┏━━

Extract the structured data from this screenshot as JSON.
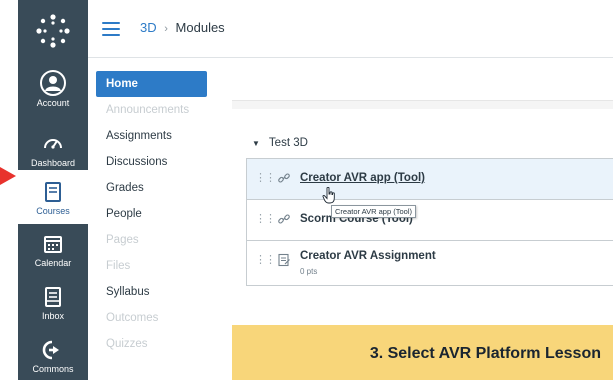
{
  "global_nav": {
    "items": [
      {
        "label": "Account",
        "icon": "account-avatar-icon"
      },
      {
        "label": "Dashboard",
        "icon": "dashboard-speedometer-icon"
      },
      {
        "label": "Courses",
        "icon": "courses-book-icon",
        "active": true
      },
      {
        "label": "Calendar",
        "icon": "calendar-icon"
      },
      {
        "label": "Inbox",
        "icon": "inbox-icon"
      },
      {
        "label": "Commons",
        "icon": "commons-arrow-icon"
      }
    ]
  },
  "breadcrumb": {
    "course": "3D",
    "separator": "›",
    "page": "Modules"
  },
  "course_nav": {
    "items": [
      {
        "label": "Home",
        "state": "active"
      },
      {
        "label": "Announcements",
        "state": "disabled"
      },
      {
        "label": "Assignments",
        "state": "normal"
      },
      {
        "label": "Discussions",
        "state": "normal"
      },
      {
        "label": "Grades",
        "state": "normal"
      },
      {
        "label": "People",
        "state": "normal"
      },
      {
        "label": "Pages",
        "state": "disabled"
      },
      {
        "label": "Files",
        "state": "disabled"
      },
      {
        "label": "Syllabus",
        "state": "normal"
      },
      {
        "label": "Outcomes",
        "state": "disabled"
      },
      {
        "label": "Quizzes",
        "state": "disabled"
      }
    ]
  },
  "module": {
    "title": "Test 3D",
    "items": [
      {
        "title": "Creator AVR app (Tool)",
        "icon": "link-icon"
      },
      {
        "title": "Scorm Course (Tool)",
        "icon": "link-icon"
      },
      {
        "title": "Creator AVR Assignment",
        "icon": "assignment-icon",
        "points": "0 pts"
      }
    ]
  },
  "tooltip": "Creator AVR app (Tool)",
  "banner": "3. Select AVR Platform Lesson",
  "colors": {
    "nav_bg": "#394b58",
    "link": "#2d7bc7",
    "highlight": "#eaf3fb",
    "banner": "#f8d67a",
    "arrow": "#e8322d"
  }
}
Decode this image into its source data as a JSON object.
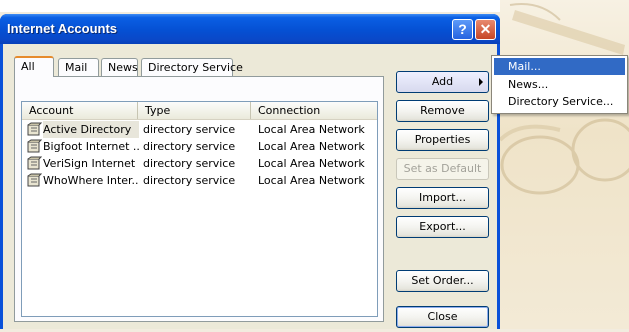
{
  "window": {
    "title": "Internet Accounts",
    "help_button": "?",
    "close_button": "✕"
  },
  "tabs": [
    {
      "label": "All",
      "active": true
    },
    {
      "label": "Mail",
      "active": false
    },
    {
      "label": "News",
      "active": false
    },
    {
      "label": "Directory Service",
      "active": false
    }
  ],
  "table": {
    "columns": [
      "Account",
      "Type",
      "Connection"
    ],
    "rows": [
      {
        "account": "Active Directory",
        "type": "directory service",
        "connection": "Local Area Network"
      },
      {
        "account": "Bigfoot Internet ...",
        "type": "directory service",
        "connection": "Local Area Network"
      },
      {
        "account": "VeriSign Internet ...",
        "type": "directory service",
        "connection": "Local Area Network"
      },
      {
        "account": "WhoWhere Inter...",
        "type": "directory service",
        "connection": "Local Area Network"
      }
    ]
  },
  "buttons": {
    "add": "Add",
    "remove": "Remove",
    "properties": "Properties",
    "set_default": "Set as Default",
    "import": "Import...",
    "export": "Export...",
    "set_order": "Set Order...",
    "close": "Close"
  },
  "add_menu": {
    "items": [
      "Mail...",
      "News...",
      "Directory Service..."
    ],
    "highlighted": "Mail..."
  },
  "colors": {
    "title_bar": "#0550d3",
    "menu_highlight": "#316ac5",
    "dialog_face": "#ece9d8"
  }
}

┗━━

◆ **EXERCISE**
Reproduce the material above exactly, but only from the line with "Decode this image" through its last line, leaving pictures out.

◆ **RESULT OF THIS TASK**
Decode this image into its source data as a JSON object.
{
  "window": {
    "title": "Internet Accounts",
    "help_button": "?",
    "close_button": "✕"
  },
  "tabs": [
    {
      "label": "All",
      "active": true
    },
    {
      "label": "Mail",
      "active": false
    },
    {
      "label": "News",
      "active": false
    },
    {
      "label": "Directory Service",
      "active": false
    }
  ],
  "table": {
    "columns": [
      "Account",
      "Type",
      "Connection"
    ],
    "rows": [
      {
        "account": "Active Directory",
        "type": "directory service",
        "connection": "Local Area Network"
      },
      {
        "account": "Bigfoot Internet ...",
        "type": "directory service",
        "connection": "Local Area Network"
      },
      {
        "account": "VeriSign Internet ...",
        "type": "directory service",
        "connection": "Local Area Network"
      },
      {
        "account": "WhoWhere Inter...",
        "type": "directory service",
        "connection": "Local Area Network"
      }
    ]
  },
  "buttons": {
    "add": "Add",
    "remove": "Remove",
    "properties": "Properties",
    "set_default": "Set as Default",
    "import": "Import...",
    "export": "Export...",
    "set_order": "Set Order...",
    "close": "Close"
  },
  "add_menu": {
    "items": [
      "Mail...",
      "News...",
      "Directory Service..."
    ],
    "highlighted": "Mail..."
  },
  "colors": {
    "title_bar": "#0550d3",
    "menu_highlight": "#316ac5",
    "dialog_face": "#ece9d8"
  }
}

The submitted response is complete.